As privileged democratic citizens, we need to go beyond what is and really stand up for democracy by challenging the current malaise: pursuing a more empowering agenda. If the principle of democracy is a correct one, then I believe the principle should be practiced at every opportunity – age should not lead to disqualification from the process. I would like to suggest that we need to involve young people more in our democratic processes, empowering them in ways that are engaging and meaningful. Opportunities need to be broadened and understandings increased so young people have seats at the tables that make so many decisions about their lives.
Before I get too critical of the state and its approach to involving young people in democratic processes, I have to ask if I am pointing out the speck in the eye of the Establishment, but ignoring the massive plank in the practices of the Christian faith I embrace. Whilst things are slowly improving, the church does not have a good track record of empowering young people and involving them in decision-making processes.
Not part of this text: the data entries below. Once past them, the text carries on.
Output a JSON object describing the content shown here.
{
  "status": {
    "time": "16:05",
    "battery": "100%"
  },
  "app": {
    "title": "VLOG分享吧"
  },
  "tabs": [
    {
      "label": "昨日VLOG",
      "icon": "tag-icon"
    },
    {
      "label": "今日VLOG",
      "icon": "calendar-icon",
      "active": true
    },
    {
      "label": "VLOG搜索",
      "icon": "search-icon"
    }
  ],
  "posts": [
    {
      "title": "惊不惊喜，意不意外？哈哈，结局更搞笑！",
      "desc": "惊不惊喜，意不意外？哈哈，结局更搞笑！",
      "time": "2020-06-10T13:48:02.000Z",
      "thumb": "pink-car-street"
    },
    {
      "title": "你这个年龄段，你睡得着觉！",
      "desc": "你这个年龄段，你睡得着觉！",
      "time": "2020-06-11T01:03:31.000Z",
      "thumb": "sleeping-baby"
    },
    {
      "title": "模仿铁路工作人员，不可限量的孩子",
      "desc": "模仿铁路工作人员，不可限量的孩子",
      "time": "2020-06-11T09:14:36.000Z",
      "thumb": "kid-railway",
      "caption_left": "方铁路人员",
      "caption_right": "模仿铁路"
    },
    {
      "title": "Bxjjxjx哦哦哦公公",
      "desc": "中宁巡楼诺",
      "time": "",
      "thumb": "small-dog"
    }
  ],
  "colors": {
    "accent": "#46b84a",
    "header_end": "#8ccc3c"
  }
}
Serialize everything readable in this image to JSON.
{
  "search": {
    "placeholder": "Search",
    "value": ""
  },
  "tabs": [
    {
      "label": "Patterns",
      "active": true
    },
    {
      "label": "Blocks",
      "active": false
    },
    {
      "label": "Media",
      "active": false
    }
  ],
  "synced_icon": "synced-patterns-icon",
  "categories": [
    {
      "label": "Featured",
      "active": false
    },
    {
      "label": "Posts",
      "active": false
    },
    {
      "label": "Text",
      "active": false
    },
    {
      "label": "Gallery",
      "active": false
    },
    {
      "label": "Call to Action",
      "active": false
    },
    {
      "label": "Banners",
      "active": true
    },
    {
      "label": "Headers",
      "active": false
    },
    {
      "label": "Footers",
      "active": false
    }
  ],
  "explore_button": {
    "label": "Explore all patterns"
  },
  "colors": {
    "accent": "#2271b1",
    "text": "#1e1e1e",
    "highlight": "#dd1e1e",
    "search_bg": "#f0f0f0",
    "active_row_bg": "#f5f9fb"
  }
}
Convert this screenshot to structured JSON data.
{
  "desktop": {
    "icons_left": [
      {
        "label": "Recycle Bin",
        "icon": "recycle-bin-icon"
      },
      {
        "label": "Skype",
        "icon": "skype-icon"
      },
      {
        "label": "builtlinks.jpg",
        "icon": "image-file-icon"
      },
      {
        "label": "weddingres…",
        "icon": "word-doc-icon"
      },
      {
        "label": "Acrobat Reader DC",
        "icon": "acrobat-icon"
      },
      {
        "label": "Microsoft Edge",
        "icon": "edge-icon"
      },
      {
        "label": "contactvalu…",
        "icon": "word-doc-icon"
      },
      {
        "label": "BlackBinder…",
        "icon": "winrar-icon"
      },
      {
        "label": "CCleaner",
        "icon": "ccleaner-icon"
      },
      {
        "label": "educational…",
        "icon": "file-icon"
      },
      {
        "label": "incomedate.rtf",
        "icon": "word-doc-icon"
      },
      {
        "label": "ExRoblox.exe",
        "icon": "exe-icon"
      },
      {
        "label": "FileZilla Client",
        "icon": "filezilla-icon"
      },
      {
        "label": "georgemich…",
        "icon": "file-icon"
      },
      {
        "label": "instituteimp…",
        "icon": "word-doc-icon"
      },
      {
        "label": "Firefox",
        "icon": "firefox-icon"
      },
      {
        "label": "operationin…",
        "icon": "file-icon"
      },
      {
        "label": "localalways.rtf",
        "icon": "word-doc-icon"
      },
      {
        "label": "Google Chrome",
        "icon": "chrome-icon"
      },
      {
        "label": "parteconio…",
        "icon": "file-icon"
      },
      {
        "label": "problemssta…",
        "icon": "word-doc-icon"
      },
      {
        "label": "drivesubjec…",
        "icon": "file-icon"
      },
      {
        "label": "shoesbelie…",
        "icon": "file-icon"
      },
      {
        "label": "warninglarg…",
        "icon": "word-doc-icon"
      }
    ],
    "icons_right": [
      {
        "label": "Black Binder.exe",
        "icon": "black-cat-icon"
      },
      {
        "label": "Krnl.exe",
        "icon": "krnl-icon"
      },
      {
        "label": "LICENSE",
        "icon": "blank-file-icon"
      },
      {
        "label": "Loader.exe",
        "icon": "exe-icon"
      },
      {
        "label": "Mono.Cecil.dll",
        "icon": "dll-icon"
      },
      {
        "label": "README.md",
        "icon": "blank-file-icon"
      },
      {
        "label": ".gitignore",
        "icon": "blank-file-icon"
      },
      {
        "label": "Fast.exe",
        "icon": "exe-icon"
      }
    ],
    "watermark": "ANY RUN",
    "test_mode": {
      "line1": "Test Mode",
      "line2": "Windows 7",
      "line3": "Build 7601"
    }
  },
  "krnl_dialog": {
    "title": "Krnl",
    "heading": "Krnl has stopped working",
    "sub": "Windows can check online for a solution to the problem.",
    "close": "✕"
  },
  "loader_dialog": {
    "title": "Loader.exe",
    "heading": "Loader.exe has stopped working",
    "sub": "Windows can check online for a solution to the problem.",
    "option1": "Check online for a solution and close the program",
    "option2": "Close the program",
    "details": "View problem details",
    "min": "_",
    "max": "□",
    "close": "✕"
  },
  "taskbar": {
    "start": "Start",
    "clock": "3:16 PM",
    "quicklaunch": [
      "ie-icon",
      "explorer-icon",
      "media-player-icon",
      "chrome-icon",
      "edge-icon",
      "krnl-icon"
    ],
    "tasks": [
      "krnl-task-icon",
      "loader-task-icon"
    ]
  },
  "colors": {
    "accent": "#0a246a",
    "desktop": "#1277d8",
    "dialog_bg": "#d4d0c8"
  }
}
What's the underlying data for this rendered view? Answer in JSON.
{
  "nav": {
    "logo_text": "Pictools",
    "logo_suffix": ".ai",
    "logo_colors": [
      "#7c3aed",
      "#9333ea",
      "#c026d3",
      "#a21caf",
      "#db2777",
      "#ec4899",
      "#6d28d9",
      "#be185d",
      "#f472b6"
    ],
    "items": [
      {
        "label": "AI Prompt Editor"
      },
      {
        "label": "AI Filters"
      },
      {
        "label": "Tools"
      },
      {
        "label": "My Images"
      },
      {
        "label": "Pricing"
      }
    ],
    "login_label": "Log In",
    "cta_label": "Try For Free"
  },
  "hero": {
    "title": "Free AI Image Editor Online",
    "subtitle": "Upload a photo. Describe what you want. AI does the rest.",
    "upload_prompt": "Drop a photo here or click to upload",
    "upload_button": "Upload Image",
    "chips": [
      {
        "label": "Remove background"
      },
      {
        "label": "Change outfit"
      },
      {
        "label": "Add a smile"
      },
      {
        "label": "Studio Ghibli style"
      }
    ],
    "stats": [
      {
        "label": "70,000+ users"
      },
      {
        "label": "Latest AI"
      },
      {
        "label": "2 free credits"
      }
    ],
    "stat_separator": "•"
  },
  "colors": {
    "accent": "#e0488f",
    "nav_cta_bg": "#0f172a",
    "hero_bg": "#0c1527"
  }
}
Generalisations are always open to criticism, but I do not see too many places of faith giving children and young people, for example, full membership and voting rights. Committees and decision-making bodies are too often ‘adult only’ domains, or at best ones giving a tokenistic nod to the empowerment of young people and young adults.
Whilst we appear to have the title, branding and premise of a democracy, we seem a long way from this being something of real meaning and substance that serves everybody. Voting is just one action that can be taken to influence what the state, or church for that matter, does. Our democracy and expectation needs to go beyond simply asking people, young or old, to vote now and again.
The current voting age is an arbitrary boundary established by existing power-holders and, yes, we could lower the voting age. It has been 16 in the Crown Dependencies of Jersey, Guernsey, and the Isle of Man for several years and empowering 16 and 17 year olds had a dramatic effect in the Scottish Independence referendum. However, I believe we need to much more fully equip and inspire young people, to be fully involved in democratic processes – activism, campaigning, lobbying, advocating and, if necessary peaceful civil disobedience and dissent.
By his own admission, Russell Brand led a dysfunctional life, fuelled by substance abuses and driven by hedonistic goals. Having read his latest book and listened to him speak, I am in no doubt he has had a transformative spiritual experience and/or faith encounter. He is a reformed character. He understands the role faith plays in realising a better world. He understands Jesus (not in exclusive terms) as a ‘protagonist… from another dimension… saving humanity… ’. Fortunately, he maintains his zeal and wild side, but now channels this into the type of democratic activism I think we need to educate and empower our young people in. If we did, I dare to believe we would see less disillusionment with ‘what is’ and more opportunities to develop ‘what might be’: ourselves being protagonists and saving humanity, in whatever way we can.